The Mercedes driver is set to take a hefty penalty for exceeding his allowed allocation of engine components after early-season reliability woes left him short of parts.
“As far as I’m aware, we will be taking the penalty this weekend,” the Mercedes driver told reporters at the Spa-Francorchamps circuit on Thursday.
“I have no engines left.”
How many places he will drop on the grid, however, remains unclear with a team spokesman saying the Briton was expected to start at or very close to the back of the grid.
Drivers are limited to using a maximum of five power units, and the respective components that comprise them, over the course of a season.
Any breach is punished with a sliding scale of grid penalties while taking on a completely fresh power unit forces a driver to start at the very back of the grid.
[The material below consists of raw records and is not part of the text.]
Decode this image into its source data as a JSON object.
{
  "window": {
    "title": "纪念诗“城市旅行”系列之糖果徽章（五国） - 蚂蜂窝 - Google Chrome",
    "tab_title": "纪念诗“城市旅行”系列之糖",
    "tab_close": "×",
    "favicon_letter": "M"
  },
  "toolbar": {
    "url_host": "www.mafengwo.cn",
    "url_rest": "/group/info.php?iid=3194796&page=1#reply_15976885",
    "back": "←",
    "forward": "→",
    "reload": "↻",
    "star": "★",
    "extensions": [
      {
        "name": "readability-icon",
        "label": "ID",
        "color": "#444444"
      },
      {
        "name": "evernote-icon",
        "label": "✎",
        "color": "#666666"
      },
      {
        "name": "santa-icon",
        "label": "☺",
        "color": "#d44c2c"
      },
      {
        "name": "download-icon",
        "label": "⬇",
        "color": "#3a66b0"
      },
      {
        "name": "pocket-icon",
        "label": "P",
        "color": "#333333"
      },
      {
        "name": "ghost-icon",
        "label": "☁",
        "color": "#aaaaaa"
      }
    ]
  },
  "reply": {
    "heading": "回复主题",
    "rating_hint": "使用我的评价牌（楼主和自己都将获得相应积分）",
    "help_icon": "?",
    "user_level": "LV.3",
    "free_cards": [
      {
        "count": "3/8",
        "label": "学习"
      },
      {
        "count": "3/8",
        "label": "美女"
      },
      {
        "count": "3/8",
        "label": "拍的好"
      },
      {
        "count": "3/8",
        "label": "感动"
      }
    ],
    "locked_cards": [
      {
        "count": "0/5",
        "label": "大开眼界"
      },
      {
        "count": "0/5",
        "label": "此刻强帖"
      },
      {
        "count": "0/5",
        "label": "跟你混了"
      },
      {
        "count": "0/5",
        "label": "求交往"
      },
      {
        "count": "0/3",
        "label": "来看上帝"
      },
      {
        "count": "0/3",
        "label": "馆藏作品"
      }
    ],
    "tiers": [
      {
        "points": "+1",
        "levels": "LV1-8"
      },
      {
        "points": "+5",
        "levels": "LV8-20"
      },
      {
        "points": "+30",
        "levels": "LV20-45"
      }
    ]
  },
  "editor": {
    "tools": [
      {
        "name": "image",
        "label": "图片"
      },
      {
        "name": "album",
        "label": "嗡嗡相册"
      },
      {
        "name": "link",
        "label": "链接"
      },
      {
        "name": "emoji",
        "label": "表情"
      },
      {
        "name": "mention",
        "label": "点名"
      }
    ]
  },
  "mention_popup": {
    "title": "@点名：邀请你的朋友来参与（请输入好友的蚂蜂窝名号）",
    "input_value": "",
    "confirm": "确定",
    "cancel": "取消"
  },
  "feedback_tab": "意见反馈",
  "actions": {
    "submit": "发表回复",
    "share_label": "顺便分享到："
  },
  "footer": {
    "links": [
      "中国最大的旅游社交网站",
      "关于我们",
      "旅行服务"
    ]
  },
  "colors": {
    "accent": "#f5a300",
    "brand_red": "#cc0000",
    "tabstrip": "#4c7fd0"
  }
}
Hamilton was long aware that he would have to drop places on the grid in either Belgium or at the next race in Italy, with both held on fast circuits that offer greater opportunities for overtaking.
But the penalty dents his hopes of becoming only the third driver in history to score a landmark 50th victory this weekend.
“In terms of winning, it’s going to be very, very hard,” said the triple world champion.
“But I’ll do everything I can.”
Hamilton leads team mate Nico Rosberg by 19 points in the standings, having closed out the opening half of the season with a streak of six wins from the last seven races.
The 31-year-old, who trailed Rosberg by 43 points after May’s Spanish Grand Prix, scored the last four of those in succession and on Thursday appeared unfazed by the prospect of the penalty halting his charge.
“That (penalty) will come into play for sure,” said Hamilton.
“Otherwise, beyond that … I think I will be able to continue with the momentum that I had before the break.”
Editing by Ed Osmond